Can software help us prevent cancer, using data from millions of patients? Do algorithms have a detrimental or beneficial impact on our environment? After long discussions, the European Parliament is beginning to make a move on the Artificial Intelligence Act (AI Act) to address some of these questions.
We have now moved beyond the discussion on the importance of AI. This technology isn’t something we consider for the future anymore but is instead a reality that has an impact on our everyday lives and in every economic sector. The list of revolutionary AI applications continues to grow at breakneck speed, from biotechnology and healthcare to climate change adaptation and smart farming, from sustainable transport to critical infrastructure.
Yet, for decades, AI technology has been advancing at the speed of light while legislation has been static on the matter. That is, until now.
We must give AI the space it needs to develop to its full potential and to contribute to our societies

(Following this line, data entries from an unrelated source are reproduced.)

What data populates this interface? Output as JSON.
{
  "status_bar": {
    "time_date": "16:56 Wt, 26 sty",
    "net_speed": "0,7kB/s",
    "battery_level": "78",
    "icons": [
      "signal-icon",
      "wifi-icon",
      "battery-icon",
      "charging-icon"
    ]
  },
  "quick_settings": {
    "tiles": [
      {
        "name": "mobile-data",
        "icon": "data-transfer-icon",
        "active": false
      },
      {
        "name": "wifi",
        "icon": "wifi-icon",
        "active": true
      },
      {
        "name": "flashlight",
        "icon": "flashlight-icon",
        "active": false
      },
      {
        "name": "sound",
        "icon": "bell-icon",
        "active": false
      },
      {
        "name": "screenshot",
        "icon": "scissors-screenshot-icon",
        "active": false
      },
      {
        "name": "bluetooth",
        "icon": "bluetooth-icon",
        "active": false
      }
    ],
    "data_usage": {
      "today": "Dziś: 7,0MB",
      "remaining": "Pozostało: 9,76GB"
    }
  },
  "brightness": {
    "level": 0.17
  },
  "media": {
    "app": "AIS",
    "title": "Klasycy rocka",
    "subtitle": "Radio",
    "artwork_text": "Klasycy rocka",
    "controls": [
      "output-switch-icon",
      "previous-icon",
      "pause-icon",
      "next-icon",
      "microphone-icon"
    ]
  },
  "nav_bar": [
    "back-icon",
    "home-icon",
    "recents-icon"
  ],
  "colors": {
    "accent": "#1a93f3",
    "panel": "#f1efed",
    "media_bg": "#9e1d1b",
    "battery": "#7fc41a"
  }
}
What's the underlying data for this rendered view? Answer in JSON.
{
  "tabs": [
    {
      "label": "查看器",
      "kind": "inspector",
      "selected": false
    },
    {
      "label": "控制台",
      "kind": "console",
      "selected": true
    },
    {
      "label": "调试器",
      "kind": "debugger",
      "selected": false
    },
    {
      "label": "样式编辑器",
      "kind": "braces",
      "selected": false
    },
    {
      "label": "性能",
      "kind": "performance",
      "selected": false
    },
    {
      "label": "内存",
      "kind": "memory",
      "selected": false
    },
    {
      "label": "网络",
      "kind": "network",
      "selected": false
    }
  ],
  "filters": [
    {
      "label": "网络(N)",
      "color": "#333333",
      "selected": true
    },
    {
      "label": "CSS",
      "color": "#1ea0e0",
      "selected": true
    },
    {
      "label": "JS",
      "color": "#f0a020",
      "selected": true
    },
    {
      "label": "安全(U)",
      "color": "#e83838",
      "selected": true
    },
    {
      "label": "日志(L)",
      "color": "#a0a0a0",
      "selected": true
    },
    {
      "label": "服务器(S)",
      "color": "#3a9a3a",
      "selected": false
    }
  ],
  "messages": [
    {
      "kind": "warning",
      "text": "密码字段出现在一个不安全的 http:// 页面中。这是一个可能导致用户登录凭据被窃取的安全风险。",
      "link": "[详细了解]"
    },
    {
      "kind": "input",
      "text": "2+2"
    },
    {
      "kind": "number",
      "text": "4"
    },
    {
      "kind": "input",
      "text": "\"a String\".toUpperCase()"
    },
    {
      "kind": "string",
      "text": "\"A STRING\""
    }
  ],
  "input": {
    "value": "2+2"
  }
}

I am extremely lucky to have been appointed as the ENVI rapporteur of the AI Act. It is a great responsibility because it is the first to have an opinion on the matter. We are working hard to deliver a horizontal legislation that guarantees a high level of legal certainty, protects our societies and ensures respect for our European values. This is the only way for citizens and businesses to fully trust the technologies they use.
We must give AI the space it needs to develop to its full potential and to contribute to our societies. Let’s face the ugly truth: the EU is lagging behind in the world’s tech race. It’s fundamental that we smooth the way for SMEs and entrepreneurs to innovate, through regulatory sandboxes and a reduction of bureaucracy.
However, we cannot give AI full rein. “Innovation through regulation” is the principle guiding me while drafting the ENVI opinion on the AI Act.
We have to establish common rules to provide AI with a cross-cutting approach. We must acknowledge the monumental opportunity it represents to all sectors in society. And by doing so, the EU has a chance to lead the way and to set the standards of AI worldwide, as it has already done with data protection through the GDPR.
We can become world leaders in niche sectors such as neurorights. While terms like “brain data” and “neurochips” may sound like something taken from a sci-fi movie, they are gradually becoming our reality. The tech giants have been announcing their developments in the field, such as the ability to decode thoughts in brain activity and process them in computers, or to monitor neuroactivity through brain microchips. We cannot be caught off guard. EU legislation must get in the game and set the rules for all players.
But if we regard AI as an ally – and not a foe – where can it get us regarding the EU’s overall priorities? The truth is that AI can be pivotal in the fight against climate change and in achieving the goals set by the Green Deal. In fact, it has the potential of reducing worldwide greenhouse emissions by four per cent by 2030, according to PwC UK.
But if we regard AI as an ally – and not a foe – where can it get us regarding the EU’s overall priorities? The truth is that AI can be pivotal in the fight against climate change and in achieving the goals set by the Green Deal
It will lead the way in reaching climate neutrality through monitoring the environment, designing smarter and greener cities, reducing energy consumption, developing more efficient transportation and making our waste management more intelligent. Even though AI algorithms can have negative consequences for the environment through their energy consumption, they are still capable of reducing 10 times more greenhouse gas emissions than their own footprint.
I am determined to ensure that the deployment of AI only works for our benefit by demanding that the protection of the environment is considered a high-risk factor in our legislation.
Healthcare is another of the EU’s priorities that will be transformed by AI. We have an unprecedented opportunity to make use of emerging technologies to save millions of lives. From combating pandemics to enhancing research and diagnosis, from developing new medical devices and treatments to increasing the public authorities’ decision-making capabilities in matters of public health – the benefits are countless.
However, wherever human lives are at stake there is a need to keep a sharp lookout. I am pushing for a deployment of AI under strict conditions to guarantee safety, prevent discrimination and biases, establish liability rules and ensure the protection of personal data.
Legislation must lead innovation in the same way that AI will lead the future. But this future has to be designed only for the benefit of society.